v. 18. In everything give thanks; for this is the will of God in Christ Jesus concerning you.
v. 19. Quench not the Spirit.
v. 20. Despise not prophesyings.
v. 21. prove all things; hold fast that which is good.
v. 22. Abstain from all appearance of evil.
Of these brief admonitions one commentator says: "To comment adequately upon these diamond drops would be to outline a history of the Christian experience in its higher levels. " Always to rejoice is a characteristic of all Christians, even in poverty, sickness, misery, persecution, and whatever other mischance befall them, for they know that all things work together for good to them that love God, Rom_8:28. As far as the attitude toward God is concerned, it cannot be anything but joyful. It is not easy, of course, for weak flesh and blood to reach this level, but the Christian has the remedy and the tonic all in one: Without ceasing pray. Believers, as children of God in Christ Jesus, have the habit of praying, of bringing all their needs to their heavenly Father.

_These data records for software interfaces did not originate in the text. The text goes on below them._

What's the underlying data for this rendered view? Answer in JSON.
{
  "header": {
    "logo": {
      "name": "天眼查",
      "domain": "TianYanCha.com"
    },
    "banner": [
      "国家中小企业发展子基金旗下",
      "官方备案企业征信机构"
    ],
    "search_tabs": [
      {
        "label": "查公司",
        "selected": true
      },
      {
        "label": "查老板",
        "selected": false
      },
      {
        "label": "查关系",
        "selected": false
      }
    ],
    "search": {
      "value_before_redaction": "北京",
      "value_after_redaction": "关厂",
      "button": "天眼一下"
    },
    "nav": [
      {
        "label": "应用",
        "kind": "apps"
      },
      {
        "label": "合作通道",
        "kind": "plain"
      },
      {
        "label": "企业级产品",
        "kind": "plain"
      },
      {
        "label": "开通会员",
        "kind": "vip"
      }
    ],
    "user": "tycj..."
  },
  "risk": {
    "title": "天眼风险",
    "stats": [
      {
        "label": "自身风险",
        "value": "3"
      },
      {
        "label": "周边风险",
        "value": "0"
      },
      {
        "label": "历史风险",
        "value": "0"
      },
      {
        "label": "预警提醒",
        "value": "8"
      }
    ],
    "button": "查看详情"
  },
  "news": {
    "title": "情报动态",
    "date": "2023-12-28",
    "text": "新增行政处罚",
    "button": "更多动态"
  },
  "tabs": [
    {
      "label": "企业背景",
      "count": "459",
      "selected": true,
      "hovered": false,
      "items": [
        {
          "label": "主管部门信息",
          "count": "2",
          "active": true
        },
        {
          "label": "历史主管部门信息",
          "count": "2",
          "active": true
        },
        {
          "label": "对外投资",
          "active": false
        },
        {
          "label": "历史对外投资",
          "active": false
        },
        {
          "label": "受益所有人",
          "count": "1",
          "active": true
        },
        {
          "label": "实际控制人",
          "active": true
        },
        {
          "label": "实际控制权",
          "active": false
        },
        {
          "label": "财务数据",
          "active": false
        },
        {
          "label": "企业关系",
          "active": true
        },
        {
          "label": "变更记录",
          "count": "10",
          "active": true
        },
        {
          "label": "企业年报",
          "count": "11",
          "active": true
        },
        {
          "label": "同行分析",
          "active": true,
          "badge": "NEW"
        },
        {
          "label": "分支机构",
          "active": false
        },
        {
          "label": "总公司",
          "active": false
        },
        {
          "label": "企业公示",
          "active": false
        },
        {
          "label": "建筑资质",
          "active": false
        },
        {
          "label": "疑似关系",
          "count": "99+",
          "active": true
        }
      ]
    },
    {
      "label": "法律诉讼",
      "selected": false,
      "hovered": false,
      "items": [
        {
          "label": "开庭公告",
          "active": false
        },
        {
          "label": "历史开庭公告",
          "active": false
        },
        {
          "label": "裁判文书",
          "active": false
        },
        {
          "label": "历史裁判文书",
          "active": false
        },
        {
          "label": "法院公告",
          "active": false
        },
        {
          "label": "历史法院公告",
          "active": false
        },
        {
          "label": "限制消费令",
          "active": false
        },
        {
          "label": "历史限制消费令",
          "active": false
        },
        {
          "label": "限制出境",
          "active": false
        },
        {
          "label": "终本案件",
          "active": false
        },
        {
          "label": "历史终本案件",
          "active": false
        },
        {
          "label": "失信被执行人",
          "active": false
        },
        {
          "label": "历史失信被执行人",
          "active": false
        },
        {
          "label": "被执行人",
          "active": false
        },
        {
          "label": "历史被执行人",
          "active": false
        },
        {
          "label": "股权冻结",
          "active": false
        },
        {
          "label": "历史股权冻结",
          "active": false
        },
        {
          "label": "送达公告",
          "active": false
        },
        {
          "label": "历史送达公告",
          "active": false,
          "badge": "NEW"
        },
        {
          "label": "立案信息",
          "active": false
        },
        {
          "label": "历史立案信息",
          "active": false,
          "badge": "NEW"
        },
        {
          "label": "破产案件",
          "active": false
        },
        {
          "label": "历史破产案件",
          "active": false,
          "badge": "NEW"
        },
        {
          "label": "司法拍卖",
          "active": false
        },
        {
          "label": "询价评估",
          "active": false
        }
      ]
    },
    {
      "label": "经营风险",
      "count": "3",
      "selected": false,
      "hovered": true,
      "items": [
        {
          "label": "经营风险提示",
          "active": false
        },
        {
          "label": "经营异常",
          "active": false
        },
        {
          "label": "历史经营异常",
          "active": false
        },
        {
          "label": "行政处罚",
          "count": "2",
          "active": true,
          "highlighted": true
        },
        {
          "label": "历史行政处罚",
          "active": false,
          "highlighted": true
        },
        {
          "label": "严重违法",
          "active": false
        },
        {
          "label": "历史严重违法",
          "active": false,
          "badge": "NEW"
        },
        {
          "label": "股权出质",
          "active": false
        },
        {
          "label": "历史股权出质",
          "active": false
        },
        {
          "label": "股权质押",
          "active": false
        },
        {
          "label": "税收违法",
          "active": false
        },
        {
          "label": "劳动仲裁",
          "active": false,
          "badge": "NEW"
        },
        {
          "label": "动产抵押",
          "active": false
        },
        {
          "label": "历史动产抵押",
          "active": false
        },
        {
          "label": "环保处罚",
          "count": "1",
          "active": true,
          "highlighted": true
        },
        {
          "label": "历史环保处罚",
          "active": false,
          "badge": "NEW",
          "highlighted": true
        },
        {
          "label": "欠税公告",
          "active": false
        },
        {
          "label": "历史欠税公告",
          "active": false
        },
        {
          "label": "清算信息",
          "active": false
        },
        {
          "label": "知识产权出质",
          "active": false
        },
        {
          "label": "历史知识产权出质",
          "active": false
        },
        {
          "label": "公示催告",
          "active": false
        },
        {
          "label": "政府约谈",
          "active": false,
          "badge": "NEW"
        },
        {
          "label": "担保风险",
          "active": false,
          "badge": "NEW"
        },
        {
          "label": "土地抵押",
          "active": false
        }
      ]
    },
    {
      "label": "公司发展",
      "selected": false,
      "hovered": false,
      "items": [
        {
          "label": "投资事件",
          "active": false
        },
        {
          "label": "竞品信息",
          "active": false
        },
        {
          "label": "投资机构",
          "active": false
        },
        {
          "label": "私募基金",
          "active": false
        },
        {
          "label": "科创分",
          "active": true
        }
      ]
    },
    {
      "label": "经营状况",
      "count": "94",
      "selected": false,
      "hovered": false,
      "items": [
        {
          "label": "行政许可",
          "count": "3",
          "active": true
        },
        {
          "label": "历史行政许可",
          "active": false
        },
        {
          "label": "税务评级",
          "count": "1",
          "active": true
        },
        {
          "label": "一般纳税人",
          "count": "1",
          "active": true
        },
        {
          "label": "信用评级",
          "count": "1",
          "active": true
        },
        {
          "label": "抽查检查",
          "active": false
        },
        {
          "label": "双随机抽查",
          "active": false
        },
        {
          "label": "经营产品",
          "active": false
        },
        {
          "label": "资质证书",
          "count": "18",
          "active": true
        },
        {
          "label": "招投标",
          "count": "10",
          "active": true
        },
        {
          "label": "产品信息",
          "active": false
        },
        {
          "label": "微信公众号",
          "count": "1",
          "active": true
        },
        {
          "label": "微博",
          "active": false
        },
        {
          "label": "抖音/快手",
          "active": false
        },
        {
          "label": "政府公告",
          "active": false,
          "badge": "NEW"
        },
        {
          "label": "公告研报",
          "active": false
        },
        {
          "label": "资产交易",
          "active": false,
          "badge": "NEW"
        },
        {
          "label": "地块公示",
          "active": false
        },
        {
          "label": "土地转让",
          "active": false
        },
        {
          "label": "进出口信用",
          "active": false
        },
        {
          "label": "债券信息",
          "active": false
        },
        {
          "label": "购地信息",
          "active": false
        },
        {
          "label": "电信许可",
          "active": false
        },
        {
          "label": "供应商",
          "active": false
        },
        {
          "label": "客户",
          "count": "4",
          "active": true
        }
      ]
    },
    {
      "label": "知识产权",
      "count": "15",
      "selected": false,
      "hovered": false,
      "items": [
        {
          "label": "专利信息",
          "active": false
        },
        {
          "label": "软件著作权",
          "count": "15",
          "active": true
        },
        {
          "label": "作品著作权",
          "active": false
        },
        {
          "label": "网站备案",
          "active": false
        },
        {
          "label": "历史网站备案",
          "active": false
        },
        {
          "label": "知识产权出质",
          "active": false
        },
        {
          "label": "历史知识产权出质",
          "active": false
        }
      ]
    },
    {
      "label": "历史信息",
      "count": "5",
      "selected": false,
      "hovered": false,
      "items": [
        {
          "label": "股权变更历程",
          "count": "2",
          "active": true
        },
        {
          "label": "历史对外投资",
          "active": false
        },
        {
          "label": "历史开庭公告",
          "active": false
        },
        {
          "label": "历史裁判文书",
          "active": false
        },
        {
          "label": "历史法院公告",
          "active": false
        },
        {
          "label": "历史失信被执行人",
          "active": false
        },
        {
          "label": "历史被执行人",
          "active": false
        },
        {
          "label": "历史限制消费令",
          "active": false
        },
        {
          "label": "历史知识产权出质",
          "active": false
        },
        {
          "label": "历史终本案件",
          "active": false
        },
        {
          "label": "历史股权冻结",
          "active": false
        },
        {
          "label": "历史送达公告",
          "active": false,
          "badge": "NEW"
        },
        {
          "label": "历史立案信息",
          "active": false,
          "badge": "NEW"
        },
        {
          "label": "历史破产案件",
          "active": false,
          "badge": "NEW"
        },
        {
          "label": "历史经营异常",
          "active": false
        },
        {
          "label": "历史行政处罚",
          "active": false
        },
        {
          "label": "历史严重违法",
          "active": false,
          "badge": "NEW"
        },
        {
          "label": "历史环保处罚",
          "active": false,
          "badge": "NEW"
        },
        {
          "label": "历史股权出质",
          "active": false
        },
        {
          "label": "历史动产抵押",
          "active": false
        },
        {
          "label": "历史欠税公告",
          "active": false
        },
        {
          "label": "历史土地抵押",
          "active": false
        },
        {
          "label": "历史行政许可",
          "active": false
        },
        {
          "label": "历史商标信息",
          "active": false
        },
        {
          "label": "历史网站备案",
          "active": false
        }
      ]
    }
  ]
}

The apostle does not merely urge regularity in the practice of prayer, but he wants our hearts always to be disposed toward prayer, always in the mood to make all our wants known to Him who never fails His children. There must be a constant spirit of prayer breathing through the Christian's whole life. Incidentally, no prayer should be offered without thanksgiving, express or implied; every petition should be accompanied by thanksgiving, for the gift will surely be forthcoming if the prayer is made in faith, according to the will of God, The fulfillment may not agree with the form of our petition, but it surely is always in line with our needs; and so the will of God toward us in Christ Jesus, our Savior, is that we practice the giving of thanks at all times, in all things.
The apostle now passes on to the source from which prayer and thanksgiving flow, admonishing the Christians not to quench or oppress the Spirit, The Holy Ghost, received as a gift of God through the Word, works in the hearts of the Christians, distributing various gifts of grace, making intercession for us with groanings which cannot be uttered, Rom_8:26. To resist the influence of the Spirit, to grieve Him in His work, either by ingratitude or by any ever so slight transgression of the will of God, means to render His work ineffectual and even to drive Him out of the heart. For that reason the Thessalonian Christians mere also not to disdain and despise prophetic revelations wherever they are given, since they are the work of the Spirit. Whenever a Christian, under this special influence of the Spirit, with this special gift, had a message to the Church, an explanation of some divine truth, especially with reference to the future, his proclamation should be received with all due respect. This does not mean, however, that every message purporting to be a prophecy should be accepted blindly and without judgment. All things prove, the good accept, the apostle says. We should apply a test, the test of the Word of God, to all matters that are presented for our consideration and for our acceptance, after the example of the Bereans, Act_17:11. And what, according to this criterion, is found excellent, that we should hold fast, that we should cling to, that we should retain. At the same time, of course, we should abstain from everything that appears to be wickedness or from every kind of evil, even from the apparently spiritual form, in doctrine as well as in conduct. So many forms of evil, particularly in our days, appear under the guise of the greatest good, under a sacred pretense, that it requires the most careful application of the standard given by the Word of God to detect the swindle and to remain uncontaminated. There are few pious frauds in our days that do not find ready acceptance, as the increasing number of sects plainly indicates.